The Book of Kells completed in Ireland, c. 800 CE. This folio shows the lavishly decorated text that opens the Gospel of John.
While much of Europe was consumed by social disarray in the centuries following the collapse of the Western Roman Empire in 476 CE, a remarkable golden age of scholasticism and artistic achievement began in Ireland. Untouched by centuries of Roman rule, Ireland retained an ancient cohesive society characterized by rural monastic settlements rather than urban centers. From c. 400-1000 CE — an era more popularly known as the “Age of Saints and Scholars” — Irish missionaries spread Christianity, bringing monastery schools to Scotland, England, France, the Netherlands, and Germany. In doing so, they also transmitted a new, effervescent style of art throughout western Europe: Insular art.
In this exclusive interview, James Blake Wiener of Ancient History Encyclopedia (AHE) speaks to Dr. Dorothy Hoogland Verkerk, Associate Professor of Art History at University of North Carolina at Chapel Hill, about the astonishing history of Insular art.
The ancient Picts of northern and eastern Scotland were as enigmatic to their contemporaneous neighbors as they are to modern-day scholars.

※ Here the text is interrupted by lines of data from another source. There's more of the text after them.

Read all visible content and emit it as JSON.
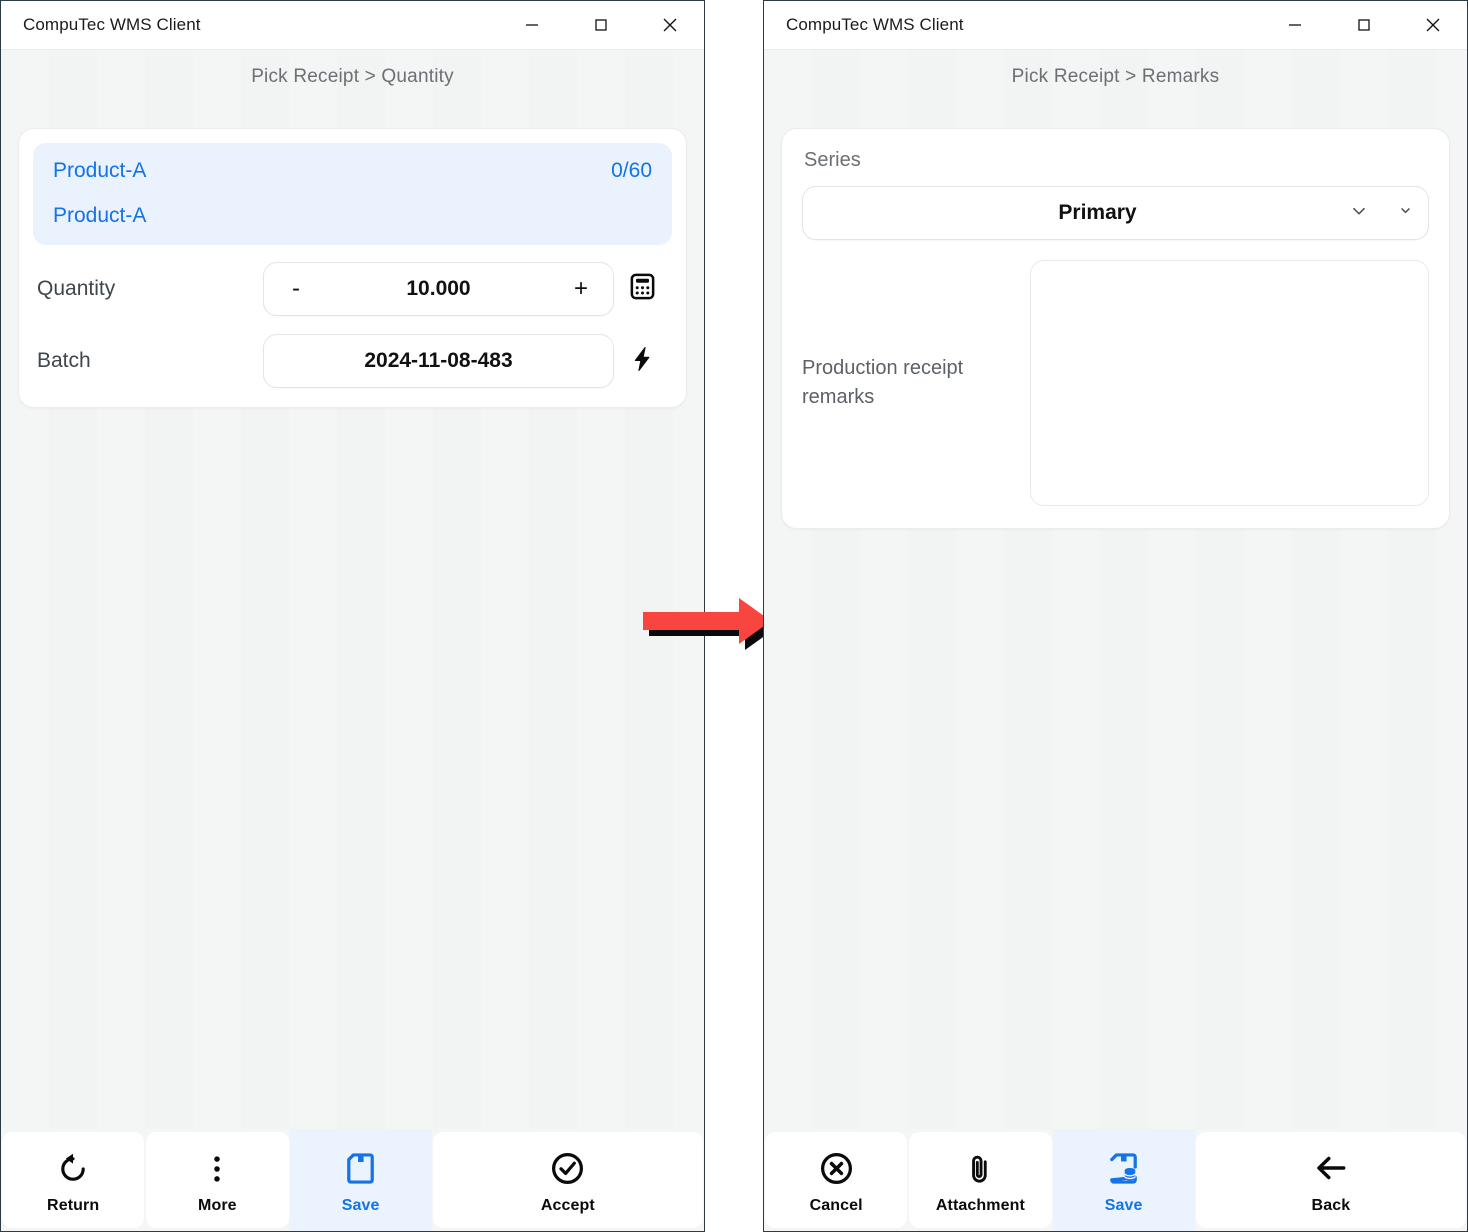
{
  "app": {
    "title": "CompuTec WMS Client"
  },
  "window_controls": {
    "minimize": "minimize-icon",
    "maximize": "maximize-icon",
    "close": "close-icon"
  },
  "colors": {
    "accent_blue": "#1473e6",
    "accent_blue_soft": "#eaf2fd",
    "active_tab_bg": "#eaf3fe",
    "arrow_red": "#f9453f",
    "text_dark": "#111111",
    "text_muted": "#6b7075",
    "panel_bg": "#f4f5f5",
    "card_bg": "#ffffff"
  },
  "left_window": {
    "breadcrumb": "Pick Receipt > Quantity",
    "product": {
      "name": "Product-A",
      "progress": "0/60",
      "description": "Product-A"
    },
    "fields": [
      {
        "label": "Quantity",
        "type": "stepper",
        "decrement": "-",
        "value": "10.000",
        "increment": "+",
        "side_icon": "calculator-icon"
      },
      {
        "label": "Batch",
        "type": "text",
        "value": "2024-11-08-483",
        "side_icon": "lightning-bolt-icon"
      }
    ],
    "toolbar": [
      {
        "label": "Return",
        "icon": "undo-rotate-icon",
        "active": false
      },
      {
        "label": "More",
        "icon": "dots-vertical-icon",
        "active": false
      },
      {
        "label": "Save",
        "icon": "floppy-disk-icon",
        "active": true
      },
      {
        "label": "Accept",
        "icon": "check-circle-icon",
        "active": false
      }
    ]
  },
  "right_window": {
    "breadcrumb": "Pick Receipt > Remarks",
    "series": {
      "label": "Series",
      "value": "Primary",
      "dropdown_icon": "chevron-down-icon",
      "expand_icon": "chevron-down-small-icon"
    },
    "remarks": {
      "label": "Production receipt remarks",
      "value": "",
      "placeholder": ""
    },
    "toolbar": [
      {
        "label": "Cancel",
        "icon": "close-circle-icon",
        "active": false
      },
      {
        "label": "Attachment",
        "icon": "paperclip-icon",
        "active": false
      },
      {
        "label": "Save",
        "icon": "floppy-disk-database-icon",
        "active": true
      },
      {
        "label": "Back",
        "icon": "arrow-left-icon",
        "active": false
      }
    ]
  },
  "annotation": {
    "arrow": "red-right-arrow",
    "meaning": "transition-from-quantity-to-remarks"
  }
}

Nevertheless, despite the shadowy and wild stereotypes that still abound in popular imagination, recent archaeological excavations across Scotland have revealed astonishing works of art, impressive fortifications, and evidence of strong links with continental Europe.
In this exclusive interview with the Ancient History Encyclopedia, James Blake Wiener speaks to Dr. Gordon Noble, an archaeologist and professor at Aberdeen University, about these recent archaeological discoveries and how we should best understand the Picts in the history of ancient Britain.

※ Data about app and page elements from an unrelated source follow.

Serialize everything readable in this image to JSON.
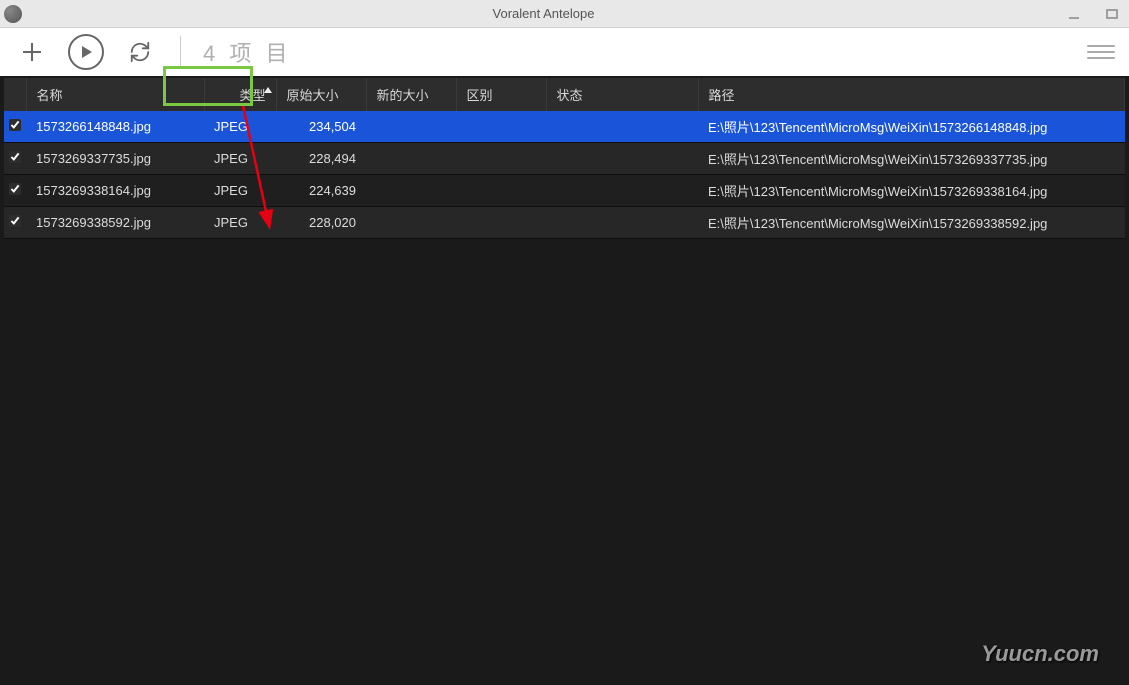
{
  "window": {
    "title": "Voralent Antelope"
  },
  "toolbar": {
    "count_label": "4 项 目"
  },
  "columns": {
    "name": "名称",
    "type": "类型",
    "original_size": "原始大小",
    "new_size": "新的大小",
    "diff": "区别",
    "status": "状态",
    "path": "路径"
  },
  "rows": [
    {
      "checked": true,
      "selected": true,
      "name": "1573266148848.jpg",
      "type": "JPEG",
      "original_size": "234,504",
      "new_size": "",
      "diff": "",
      "status": "",
      "path": "E:\\照片\\123\\Tencent\\MicroMsg\\WeiXin\\1573266148848.jpg"
    },
    {
      "checked": true,
      "selected": false,
      "name": "1573269337735.jpg",
      "type": "JPEG",
      "original_size": "228,494",
      "new_size": "",
      "diff": "",
      "status": "",
      "path": "E:\\照片\\123\\Tencent\\MicroMsg\\WeiXin\\1573269337735.jpg"
    },
    {
      "checked": true,
      "selected": false,
      "name": "1573269338164.jpg",
      "type": "JPEG",
      "original_size": "224,639",
      "new_size": "",
      "diff": "",
      "status": "",
      "path": "E:\\照片\\123\\Tencent\\MicroMsg\\WeiXin\\1573269338164.jpg"
    },
    {
      "checked": true,
      "selected": false,
      "name": "1573269338592.jpg",
      "type": "JPEG",
      "original_size": "228,020",
      "new_size": "",
      "diff": "",
      "status": "",
      "path": "E:\\照片\\123\\Tencent\\MicroMsg\\WeiXin\\1573269338592.jpg"
    }
  ],
  "watermark": "Yuucn.com"
}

It gives us great pleasure to welcome Ms. Susan Abernethy, manager of The Freelance History Writer, to Ancient History Encyclopedia as our first guest blogger. AHE’s “AHEtc. blog” will function as a place where ideas and experiences can be shared casually by those interested in all things “ancient.” We hope you enjoy it!
Scota: Mother of the Scottish People
An ardent, lifelong passion for history compelled me recently to start researching and writing on various historical topics. Curiosity, along with the presence of certain books in my library, led me to look into the history of Scotland. Scottish history is chock full of fascinating stories and quaint legends. Surprisingly, I discovered that the founding, mythical ancestor of the Scottish people was a woman named Scota, daughter of an Egyptian pharaoh and wife of a Greek prince, whose story may be based on actual events as borne out by DNA evidence.